What the task requires is each entry, restated exactly.

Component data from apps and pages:
★ ★ ★ ★ ★
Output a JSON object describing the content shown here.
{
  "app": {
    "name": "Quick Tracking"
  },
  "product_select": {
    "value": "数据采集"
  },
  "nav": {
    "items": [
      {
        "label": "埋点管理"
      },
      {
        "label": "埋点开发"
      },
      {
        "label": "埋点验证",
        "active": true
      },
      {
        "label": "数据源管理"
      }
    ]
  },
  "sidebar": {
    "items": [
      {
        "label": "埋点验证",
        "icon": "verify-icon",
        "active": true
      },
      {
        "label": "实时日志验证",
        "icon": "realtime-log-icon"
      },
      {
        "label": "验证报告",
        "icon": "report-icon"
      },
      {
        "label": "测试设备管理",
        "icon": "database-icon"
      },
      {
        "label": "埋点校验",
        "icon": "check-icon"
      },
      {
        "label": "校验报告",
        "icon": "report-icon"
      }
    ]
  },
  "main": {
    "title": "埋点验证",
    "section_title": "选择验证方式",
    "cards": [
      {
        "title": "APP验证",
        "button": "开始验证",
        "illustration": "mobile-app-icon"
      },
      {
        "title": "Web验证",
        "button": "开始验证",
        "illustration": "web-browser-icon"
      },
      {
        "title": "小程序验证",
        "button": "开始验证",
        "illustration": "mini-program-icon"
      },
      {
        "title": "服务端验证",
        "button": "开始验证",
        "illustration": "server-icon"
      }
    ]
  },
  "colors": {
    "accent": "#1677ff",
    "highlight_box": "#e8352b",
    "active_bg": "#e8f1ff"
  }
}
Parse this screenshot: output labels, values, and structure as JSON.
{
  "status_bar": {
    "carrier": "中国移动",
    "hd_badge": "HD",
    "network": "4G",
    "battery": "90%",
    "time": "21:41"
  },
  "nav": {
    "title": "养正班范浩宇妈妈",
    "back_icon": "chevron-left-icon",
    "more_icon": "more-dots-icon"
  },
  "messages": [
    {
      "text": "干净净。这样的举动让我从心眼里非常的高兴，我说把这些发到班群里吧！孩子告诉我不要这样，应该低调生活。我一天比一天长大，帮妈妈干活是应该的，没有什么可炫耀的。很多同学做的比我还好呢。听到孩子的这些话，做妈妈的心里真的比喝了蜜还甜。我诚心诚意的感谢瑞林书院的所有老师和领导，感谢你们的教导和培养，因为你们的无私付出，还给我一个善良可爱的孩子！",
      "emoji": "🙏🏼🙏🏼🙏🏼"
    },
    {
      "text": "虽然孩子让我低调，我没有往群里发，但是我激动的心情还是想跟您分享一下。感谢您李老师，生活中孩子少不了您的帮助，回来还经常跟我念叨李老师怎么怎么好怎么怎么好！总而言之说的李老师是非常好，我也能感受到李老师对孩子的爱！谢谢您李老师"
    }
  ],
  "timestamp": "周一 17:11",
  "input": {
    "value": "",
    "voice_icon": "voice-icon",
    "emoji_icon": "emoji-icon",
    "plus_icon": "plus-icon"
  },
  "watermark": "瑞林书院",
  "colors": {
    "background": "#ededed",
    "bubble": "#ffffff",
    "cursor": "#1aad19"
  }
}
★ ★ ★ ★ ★
REPLY TO THE EXERCISE:
Output a JSON object describing the content shown here.
{
  "app": {
    "name": "Quick Tracking"
  },
  "product_select": {
    "value": "数据采集"
  },
  "nav": {
    "items": [
      {
        "label": "埋点管理"
      },
      {
        "label": "埋点开发"
      },
      {
        "label": "埋点验证",
        "active": true
      },
      {
        "label": "数据源管理"
      }
    ]
  },
  "sidebar": {
    "items": [
      {
        "label": "埋点验证",
        "icon": "verify-icon",
        "active": true
      },
      {
        "label": "实时日志验证",
        "icon": "realtime-log-icon"
      },
      {
        "label": "验证报告",
        "icon": "report-icon"
      },
      {
        "label": "测试设备管理",
        "icon": "database-icon"
      },
      {
        "label": "埋点校验",
        "icon": "check-icon"
      },
      {
        "label": "校验报告",
        "icon": "report-icon"
      }
    ]
  },
  "main": {
    "title": "埋点验证",
    "section_title": "选择验证方式",
    "cards": [
      {
        "title": "APP验证",
        "button": "开始验证",
        "illustration": "mobile-app-icon"
      },
      {
        "title": "Web验证",
        "button": "开始验证",
        "illustration": "web-browser-icon"
      },
      {
        "title": "小程序验证",
        "button": "开始验证",
        "illustration": "mini-program-icon"
      },
      {
        "title": "服务端验证",
        "button": "开始验证",
        "illustration": "server-icon"
      }
    ]
  },
  "colors": {
    "accent": "#1677ff",
    "highlight_box": "#e8352b",
    "active_bg": "#e8f1ff"
  }
}
Parse this screenshot: output labels, values, and structure as JSON.
{
  "status_bar": {
    "carrier": "中国移动",
    "hd_badge": "HD",
    "network": "4G",
    "battery": "90%",
    "time": "21:41"
  },
  "nav": {
    "title": "养正班范浩宇妈妈",
    "back_icon": "chevron-left-icon",
    "more_icon": "more-dots-icon"
  },
  "messages": [
    {
      "text": "干净净。这样的举动让我从心眼里非常的高兴，我说把这些发到班群里吧！孩子告诉我不要这样，应该低调生活。我一天比一天长大，帮妈妈干活是应该的，没有什么可炫耀的。很多同学做的比我还好呢。听到孩子的这些话，做妈妈的心里真的比喝了蜜还甜。我诚心诚意的感谢瑞林书院的所有老师和领导，感谢你们的教导和培养，因为你们的无私付出，还给我一个善良可爱的孩子！",
      "emoji": "🙏🏼🙏🏼🙏🏼"
    },
    {
      "text": "虽然孩子让我低调，我没有往群里发，但是我激动的心情还是想跟您分享一下。感谢您李老师，生活中孩子少不了您的帮助，回来还经常跟我念叨李老师怎么怎么好怎么怎么好！总而言之说的李老师是非常好，我也能感受到李老师对孩子的爱！谢谢您李老师"
    }
  ],
  "timestamp": "周一 17:11",
  "input": {
    "value": "",
    "voice_icon": "voice-icon",
    "emoji_icon": "emoji-icon",
    "plus_icon": "plus-icon"
  },
  "watermark": "瑞林书院",
  "colors": {
    "background": "#ededed",
    "bubble": "#ffffff",
    "cursor": "#1aad19"
  }
}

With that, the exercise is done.